Problem details:
Each record must be printed again exactly as given.

Records contained in a dataset
Start of Block
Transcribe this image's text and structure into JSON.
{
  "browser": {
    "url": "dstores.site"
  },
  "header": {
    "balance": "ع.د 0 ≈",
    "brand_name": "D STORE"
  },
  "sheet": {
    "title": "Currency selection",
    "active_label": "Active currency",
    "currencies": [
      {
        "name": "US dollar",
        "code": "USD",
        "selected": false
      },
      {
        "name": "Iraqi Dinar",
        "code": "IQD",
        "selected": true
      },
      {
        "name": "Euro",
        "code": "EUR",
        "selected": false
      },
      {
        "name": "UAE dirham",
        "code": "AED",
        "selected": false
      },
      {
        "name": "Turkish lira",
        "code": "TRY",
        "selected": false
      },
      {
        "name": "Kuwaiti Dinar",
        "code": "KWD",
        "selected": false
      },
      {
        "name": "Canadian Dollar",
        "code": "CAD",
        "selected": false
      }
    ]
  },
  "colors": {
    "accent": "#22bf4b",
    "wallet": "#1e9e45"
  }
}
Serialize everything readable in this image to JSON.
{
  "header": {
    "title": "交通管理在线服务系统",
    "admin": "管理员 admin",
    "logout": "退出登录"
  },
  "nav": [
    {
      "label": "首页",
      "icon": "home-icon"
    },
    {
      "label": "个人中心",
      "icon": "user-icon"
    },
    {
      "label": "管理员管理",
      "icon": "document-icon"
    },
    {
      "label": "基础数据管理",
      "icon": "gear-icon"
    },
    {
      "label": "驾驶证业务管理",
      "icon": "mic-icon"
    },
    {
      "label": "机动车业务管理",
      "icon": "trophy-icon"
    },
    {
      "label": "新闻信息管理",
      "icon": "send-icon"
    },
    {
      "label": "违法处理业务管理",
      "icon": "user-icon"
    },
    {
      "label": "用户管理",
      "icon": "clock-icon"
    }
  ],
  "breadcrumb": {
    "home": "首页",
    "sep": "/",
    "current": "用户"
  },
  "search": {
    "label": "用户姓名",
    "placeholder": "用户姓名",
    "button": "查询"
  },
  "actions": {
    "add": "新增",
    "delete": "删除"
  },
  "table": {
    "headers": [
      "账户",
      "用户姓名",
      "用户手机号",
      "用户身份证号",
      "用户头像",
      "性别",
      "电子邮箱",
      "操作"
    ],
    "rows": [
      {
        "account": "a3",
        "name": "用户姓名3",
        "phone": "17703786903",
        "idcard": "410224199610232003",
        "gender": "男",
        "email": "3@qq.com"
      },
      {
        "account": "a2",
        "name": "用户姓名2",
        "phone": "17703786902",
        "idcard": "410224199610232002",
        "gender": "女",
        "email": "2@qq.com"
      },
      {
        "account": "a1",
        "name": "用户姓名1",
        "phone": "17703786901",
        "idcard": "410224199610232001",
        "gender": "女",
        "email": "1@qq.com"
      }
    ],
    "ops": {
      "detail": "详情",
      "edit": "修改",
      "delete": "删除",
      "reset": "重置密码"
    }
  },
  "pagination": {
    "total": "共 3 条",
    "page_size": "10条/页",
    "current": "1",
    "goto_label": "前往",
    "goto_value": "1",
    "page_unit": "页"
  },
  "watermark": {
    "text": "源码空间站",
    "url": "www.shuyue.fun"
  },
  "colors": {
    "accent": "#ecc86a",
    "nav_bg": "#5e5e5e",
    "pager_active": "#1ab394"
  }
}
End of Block
Answer space:
Transcribe this image's text and structure into JSON.
{
  "browser": {
    "url": "dstores.site"
  },
  "header": {
    "balance": "ع.د 0 ≈",
    "brand_name": "D STORE"
  },
  "sheet": {
    "title": "Currency selection",
    "active_label": "Active currency",
    "currencies": [
      {
        "name": "US dollar",
        "code": "USD",
        "selected": false
      },
      {
        "name": "Iraqi Dinar",
        "code": "IQD",
        "selected": true
      },
      {
        "name": "Euro",
        "code": "EUR",
        "selected": false
      },
      {
        "name": "UAE dirham",
        "code": "AED",
        "selected": false
      },
      {
        "name": "Turkish lira",
        "code": "TRY",
        "selected": false
      },
      {
        "name": "Kuwaiti Dinar",
        "code": "KWD",
        "selected": false
      },
      {
        "name": "Canadian Dollar",
        "code": "CAD",
        "selected": false
      }
    ]
  },
  "colors": {
    "accent": "#22bf4b",
    "wallet": "#1e9e45"
  }
}
Serialize everything readable in this image to JSON.
{
  "header": {
    "title": "交通管理在线服务系统",
    "admin": "管理员 admin",
    "logout": "退出登录"
  },
  "nav": [
    {
      "label": "首页",
      "icon": "home-icon"
    },
    {
      "label": "个人中心",
      "icon": "user-icon"
    },
    {
      "label": "管理员管理",
      "icon": "document-icon"
    },
    {
      "label": "基础数据管理",
      "icon": "gear-icon"
    },
    {
      "label": "驾驶证业务管理",
      "icon": "mic-icon"
    },
    {
      "label": "机动车业务管理",
      "icon": "trophy-icon"
    },
    {
      "label": "新闻信息管理",
      "icon": "send-icon"
    },
    {
      "label": "违法处理业务管理",
      "icon": "user-icon"
    },
    {
      "label": "用户管理",
      "icon": "clock-icon"
    }
  ],
  "breadcrumb": {
    "home": "首页",
    "sep": "/",
    "current": "用户"
  },
  "search": {
    "label": "用户姓名",
    "placeholder": "用户姓名",
    "button": "查询"
  },
  "actions": {
    "add": "新增",
    "delete": "删除"
  },
  "table": {
    "headers": [
      "账户",
      "用户姓名",
      "用户手机号",
      "用户身份证号",
      "用户头像",
      "性别",
      "电子邮箱",
      "操作"
    ],
    "rows": [
      {
        "account": "a3",
        "name": "用户姓名3",
        "phone": "17703786903",
        "idcard": "410224199610232003",
        "gender": "男",
        "email": "3@qq.com"
      },
      {
        "account": "a2",
        "name": "用户姓名2",
        "phone": "17703786902",
        "idcard": "410224199610232002",
        "gender": "女",
        "email": "2@qq.com"
      },
      {
        "account": "a1",
        "name": "用户姓名1",
        "phone": "17703786901",
        "idcard": "410224199610232001",
        "gender": "女",
        "email": "1@qq.com"
      }
    ],
    "ops": {
      "detail": "详情",
      "edit": "修改",
      "delete": "删除",
      "reset": "重置密码"
    }
  },
  "pagination": {
    "total": "共 3 条",
    "page_size": "10条/页",
    "current": "1",
    "goto_label": "前往",
    "goto_value": "1",
    "page_unit": "页"
  },
  "watermark": {
    "text": "源码空间站",
    "url": "www.shuyue.fun"
  },
  "colors": {
    "accent": "#ecc86a",
    "nav_bg": "#5e5e5e",
    "pager_active": "#1ab394"
  }
}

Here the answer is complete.